» WHAT IS NEEDED
Your answer must be an exact copy of every record below.

*** DATA TO USE Section Begins ***

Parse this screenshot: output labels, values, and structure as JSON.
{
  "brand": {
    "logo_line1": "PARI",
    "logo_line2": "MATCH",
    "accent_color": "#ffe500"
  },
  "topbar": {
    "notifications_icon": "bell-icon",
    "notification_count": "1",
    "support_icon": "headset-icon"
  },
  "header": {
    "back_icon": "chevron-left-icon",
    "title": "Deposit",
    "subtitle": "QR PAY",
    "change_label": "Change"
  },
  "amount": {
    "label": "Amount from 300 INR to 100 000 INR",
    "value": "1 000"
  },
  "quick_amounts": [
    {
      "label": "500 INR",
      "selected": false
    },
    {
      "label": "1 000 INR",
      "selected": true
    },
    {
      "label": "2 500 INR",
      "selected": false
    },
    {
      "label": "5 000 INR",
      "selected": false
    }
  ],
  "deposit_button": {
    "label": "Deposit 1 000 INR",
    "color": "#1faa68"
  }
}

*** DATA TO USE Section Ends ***

» RESPONSE BOX
Parse this screenshot: output labels, values, and structure as JSON.
{
  "brand": {
    "logo_line1": "PARI",
    "logo_line2": "MATCH",
    "accent_color": "#ffe500"
  },
  "topbar": {
    "notifications_icon": "bell-icon",
    "notification_count": "1",
    "support_icon": "headset-icon"
  },
  "header": {
    "back_icon": "chevron-left-icon",
    "title": "Deposit",
    "subtitle": "QR PAY",
    "change_label": "Change"
  },
  "amount": {
    "label": "Amount from 300 INR to 100 000 INR",
    "value": "1 000"
  },
  "quick_amounts": [
    {
      "label": "500 INR",
      "selected": false
    },
    {
      "label": "1 000 INR",
      "selected": true
    },
    {
      "label": "2 500 INR",
      "selected": false
    },
    {
      "label": "5 000 INR",
      "selected": false
    }
  ],
  "deposit_button": {
    "label": "Deposit 1 000 INR",
    "color": "#1faa68"
  }
}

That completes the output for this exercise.